Lactobacillus brevis — shown to survive the GI tract, boost cellular immunity, enhanced natural T-killer cells and kill h. pylori bacteria.
Lactobacillus rhamnosus — supports bacterial balance and supports healthy skin, helps fight urinary tract infections, respiratory infections, and reduce anxiety by reducing stress hormones and GABA neurotransmitter receptors. Also, survives GI tract.
Bacillus subtilis — an endospore probiotic that’s heat-resistant. Elicits a potent immune response and supports GALT. Suppresses growth of bad bacteria like salmonella and other pathogens.
Bacillus coagulans — an endospore probiotic that’s heat-resistant and improves nutrient absorption. Also has been shown to reduce inflammation and symptoms of arthritis.
Saccharomyces boulardii — a yeast probiotic strain that restores natural flora in the large and small intestine and improves intestinal cell growth. It’s proved effective in treating inflammatory bowel disease like Crohn's disease. It’s been shown to have anti-toxin effects, be antimicrobial and reduce inflammation.
Tips for helping your gut health:
Eat More Sour Foods
Consume More Probiotic-Rich Foods

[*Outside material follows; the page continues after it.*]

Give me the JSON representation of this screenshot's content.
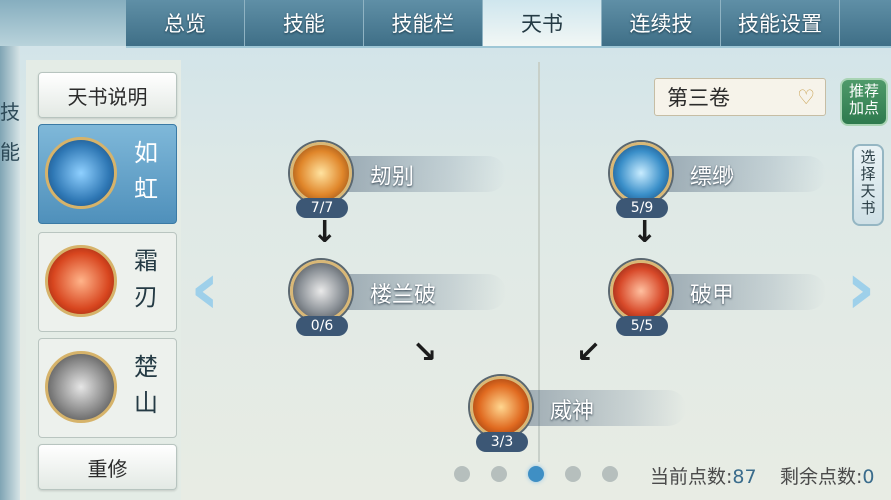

Feed the Probiotics in Your System with More Fibre in Your Diet (prebiotic foods)
Take a Quality Probiotic Supplement
Probiotic Rich Foods:
Apple Cider Vinegar with the mother
Eat more fruits, vegetables, nuts, and beans
Consume more probiotic foods
Drink clean, filtered water
Eat processed foods
Eat excess sugars
Drink excessive alcohol (or any at all)
Expose yourself to environmental, household, and dietary toxins
Drink water that contains fluoride or chlorine
The Importance of Prebiotics
Prebiotics are different from probiotics. Probiotics are living, and need food and nourishment to survive and multiply. Probiotics consume substances called prebiotics as their food. Many foods that are high in fiber are good sources of prebiotics. Here are some of the best vegan foods with a high prebiotic content.
Always consult your health care provider before starting any new supplements or herbs